The conceit of this New Yorker cartoon is all too familiar. Our technology and in particular our relentless imaging of the world is not only redundant — the world is there there! Why photograph it?! — but fundamentally flawed. We are losing touch with what's real. We're choosing so-called virtual experience over presumed real experience. Such silly human beings! Such stupid human beings! And, worse, such immoral human beings!
But it seems to me that this argument — an argument that dates back at least to Plato and his cave — has a poor understanding of images, technology, the network, what's happening today, not to mention the nature of phenomenon itself.
Let's consider the situation in the cartoon. They are looking at the Statue of Liberty. Is this the first time they've seen it? Of course not. They may have never seen it with their eyes but they've seen it in words and movies. They come to it already knowing what it is, its place in the world, what it means. Like all monuments, the Statue of Liberty is always already seen, overdetermined, exhausted long before it's even been "seen."
So she takes a picture of it. Is this picture only a pale replica? Is that really what this cartoonist believes images are? It seems to me that the image on the phone is another image, another thing — related, perhaps, to the image of the Statue of Liberty they see without the smartphone screen but nonetheless distinct. The smartphone image is literally something. It's not even virtual. In fact, it's right here. Look.
The camera does not capture a moment. It creates a piece of the world by taking aspects of the moment — light, mist, the Statue — and assembling something new. I consider the photographer a sort of collagist, taking up pieces of the world and assembling them just so.
And the fact is I am sure her photograph of the Statue is better — more interesting, more engaging, more beautiful, more strange — than the Statue "itself."
Now, I am not saying they are the same thing. Or that everything about seeing the Statue without the screen is present in seeing the Statue in the screen. In fact, I am saying that they are two different things — intimately related, yes, but certainly distinct. The Statue, first of all, is much bigger than that little image on the screen. It has a grandeur, a visual weight, that the image doesn't have.
But the image is not simply a diminution of the real Statue. It is a perspective, a reckoning, an interpretation, an engagement. When I look at that tiny screen, I see more than the Statue. I see the impossibly complex act of making sense of the Statue. And that's a lot more interesting — hopefully! — than that big ol' Statue on its so-called own. (Nothing is ever on its own. All experience, all perception, is enmeshed in a vast trans-historical ever-shifting archive of ideology, memory, power, culture, desire.)
Of course, the image is not necessarily more interesting. Most people create lousy images, images less interesting than the images I see with my eyes sans screen. (There's always a screen, in both senses of the word.) My point is this: there's seeing the the big statue and then there's seeing the little statue on the screen. These are two perceptive experiences of two more or less distinct things.
Images are not less real than things precisely because they are things, too.

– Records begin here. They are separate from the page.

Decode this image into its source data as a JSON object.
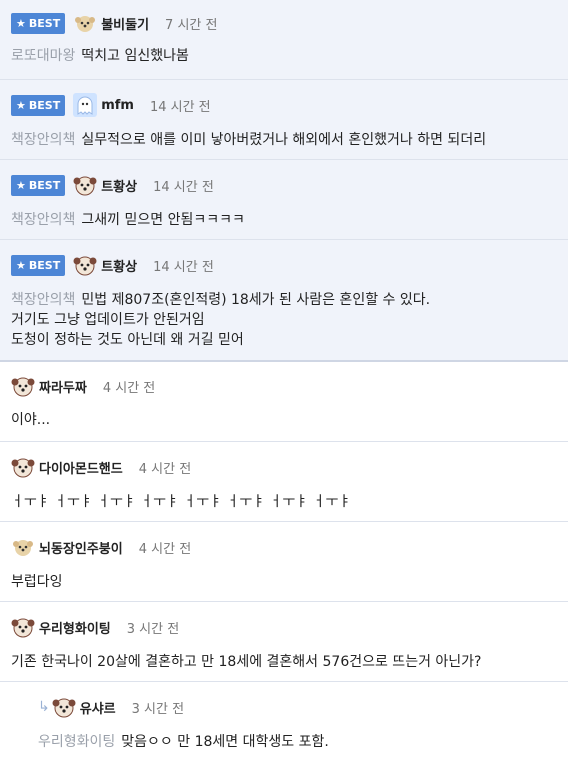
{
  "badge_label": "BEST",
  "comments": [
    {
      "nick": "불비둘기",
      "time": "7 시간 전",
      "tag": "로또대마왕",
      "lines": [
        "떡치고 임신했나봄"
      ]
    },
    {
      "nick": "mfm",
      "time": "14 시간 전",
      "tag": "책장안의책",
      "lines": [
        "실무적으로 애를 이미 낳아버렸거나 해외에서 혼인했거나 하면 되더리"
      ]
    },
    {
      "nick": "트황상",
      "time": "14 시간 전",
      "tag": "책장안의책",
      "lines": [
        "그새끼 믿으면 안됨ㅋㅋㅋㅋ"
      ]
    },
    {
      "nick": "트황상",
      "time": "14 시간 전",
      "tag": "책장안의책",
      "lines": [
        "민법 제807조(혼인적령) 18세가 된 사람은 혼인할 수 있다.",
        "거기도 그냥 업데이트가 안된거임",
        "도청이 정하는 것도 아닌데 왜 거길 믿어"
      ]
    },
    {
      "nick": "짜라두짜",
      "time": "4 시간 전",
      "lines": [
        "이야..."
      ]
    },
    {
      "nick": "다이아몬드핸드",
      "time": "4 시간 전",
      "lines": [
        "ㅓㅜㅑ ㅓㅜㅑ ㅓㅜㅑ ㅓㅜㅑ ㅓㅜㅑ ㅓㅜㅑ ㅓㅜㅑ ㅓㅜㅑ"
      ]
    },
    {
      "nick": "뇌동장인주붕이",
      "time": "4 시간 전",
      "lines": [
        "부럽다잉"
      ]
    },
    {
      "nick": "우리형화이팅",
      "time": "3 시간 전",
      "lines": [
        "기존 한국나이 20살에 결혼하고 만 18세에 결혼해서 576건으로 뜨는거 아닌가?"
      ]
    },
    {
      "nick": "유샤르",
      "time": "3 시간 전",
      "tag": "우리형화이팅",
      "lines": [
        "맞음ㅇㅇ 만 18세면 대학생도 포함."
      ]
    }
  ]
}
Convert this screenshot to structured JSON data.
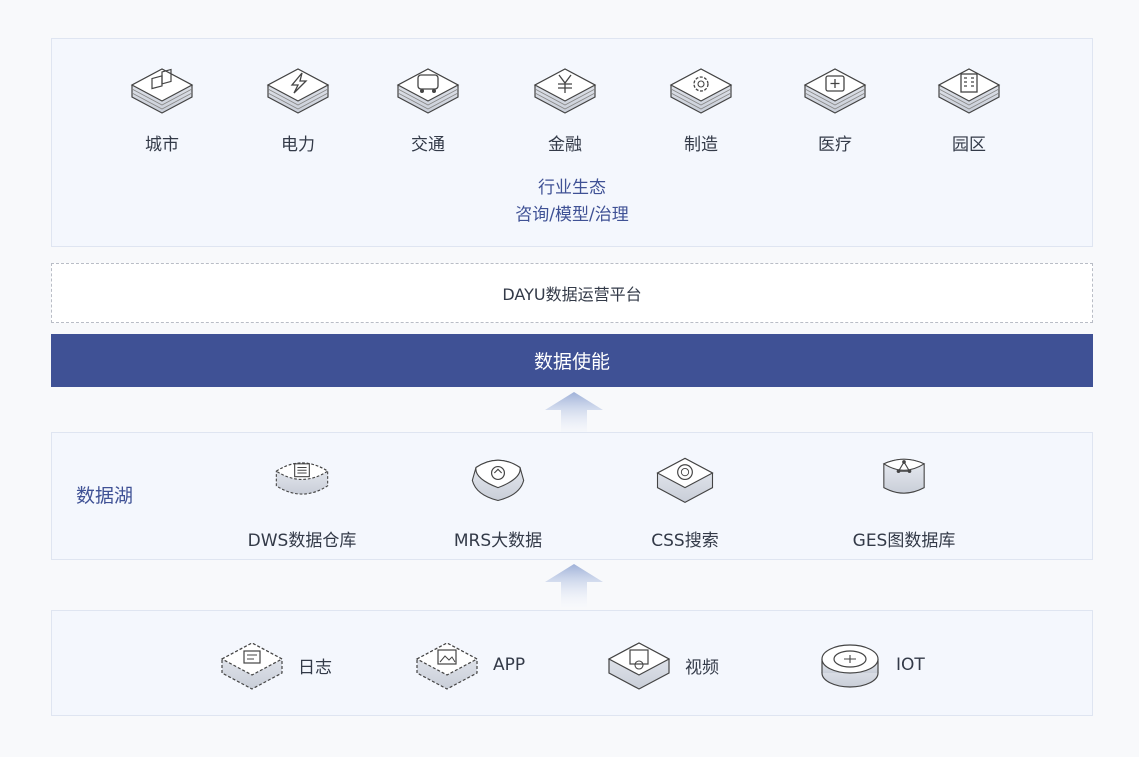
{
  "industry": {
    "items": [
      {
        "label": "城市",
        "icon": "city-icon"
      },
      {
        "label": "电力",
        "icon": "power-icon"
      },
      {
        "label": "交通",
        "icon": "transport-icon"
      },
      {
        "label": "金融",
        "icon": "finance-icon"
      },
      {
        "label": "制造",
        "icon": "manufacturing-icon"
      },
      {
        "label": "医疗",
        "icon": "medical-icon"
      },
      {
        "label": "园区",
        "icon": "park-icon"
      }
    ],
    "caption_line1": "行业生态",
    "caption_line2": "咨询/模型/治理"
  },
  "dayu": {
    "label": "DAYU数据运营平台"
  },
  "enable": {
    "label": "数据使能"
  },
  "lake": {
    "title": "数据湖",
    "items": [
      {
        "label": "DWS数据仓库",
        "icon": "dws-icon"
      },
      {
        "label": "MRS大数据",
        "icon": "mrs-icon"
      },
      {
        "label": "CSS搜索",
        "icon": "css-search-icon"
      },
      {
        "label": "GES图数据库",
        "icon": "ges-graph-icon"
      }
    ]
  },
  "sources": {
    "items": [
      {
        "label": "日志",
        "icon": "log-icon"
      },
      {
        "label": "APP",
        "icon": "app-icon"
      },
      {
        "label": "视频",
        "icon": "video-icon"
      },
      {
        "label": "IOT",
        "icon": "iot-icon"
      }
    ]
  },
  "colors": {
    "accent": "#3f5195",
    "panel_bg": "#f4f7fd",
    "panel_border": "#dfe5f1",
    "text": "#333a48"
  }
}
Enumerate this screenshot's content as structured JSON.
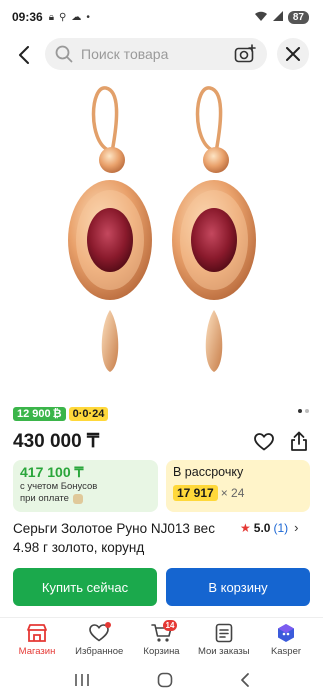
{
  "status_bar": {
    "time": "09:36",
    "battery": "87"
  },
  "search": {
    "placeholder": "Поиск товара"
  },
  "product": {
    "badge_installment_price": "12 900",
    "badge_installment_icon": "₿",
    "badge_plan": "0·0·24",
    "price": "430 000 ₸",
    "bonus_price": "417 100 ₸",
    "bonus_line1": "с учетом Бонусов",
    "bonus_line2": "при оплате",
    "installment_title": "В рассрочку",
    "installment_amount": "17 917",
    "installment_multiplier": "× 24",
    "title": "Серьги Золотое Руно NJ013 вес 4.98 г золото, корунд",
    "rating_value": "5.0",
    "rating_count": "(1)"
  },
  "actions": {
    "buy_now": "Купить сейчас",
    "add_to_cart": "В корзину"
  },
  "bottom_nav": {
    "items": [
      {
        "label": "Магазин",
        "icon": "shop-icon"
      },
      {
        "label": "Избранное",
        "icon": "heart-icon"
      },
      {
        "label": "Корзина",
        "icon": "cart-icon",
        "badge": "14"
      },
      {
        "label": "Мои заказы",
        "icon": "orders-icon"
      },
      {
        "label": "Kasper",
        "icon": "kasper-icon"
      }
    ]
  },
  "colors": {
    "accent_red": "#e53935",
    "buy_green": "#1ba94c",
    "cart_blue": "#1565d0",
    "bonus_green": "#2aa63b",
    "installment_yellow": "#ffd83a"
  }
}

So now the woman in the cartoon posts her picture on the Facebook — let's put aside the complexity of Instagram for the moment, of apps that inflect seeing in the process of seeing. And I re-photograph it in a new context using command-shift-4, being sure to include other items on my desktop.
Have we moved further away from the original? Has the presumed original experience paled in comparison to the clarity of that first experience, the one without a screen (that will never have been first because we've already seen it in books and such)? No, that's silly. There is no original image, no first image. What might that even be? Amniotic fluid? Light coming in through the vagina? It's an absurd question. It — life, perception — is all just images. More and more images. (But is it a photograph? The multimedia artist, Marc Lafia, asks this in all the images he makes.)
All the teenage girls with their phones out at the Justin Bieber concert recording the ambiguous tween as he saunters about may or may not be living in a virtual world (funny how the accusation changes from material to virtual — and somehow remains the same criticism!). But they are not (necessarily) avoiding life. On the contrary, with their smartphones in hand, they're making more of life.
And what of this image, re-imaged here, of people imaging an image (Bieber)?
Too many discussions of the image — and, in particular, of our lives commingling with them in this Connected Age — turn on the distinction between the real and the replica. But that is an ancient distinction not relevant to our hyperreal times. The question is not: Are we living the real? The question is: Are we living well?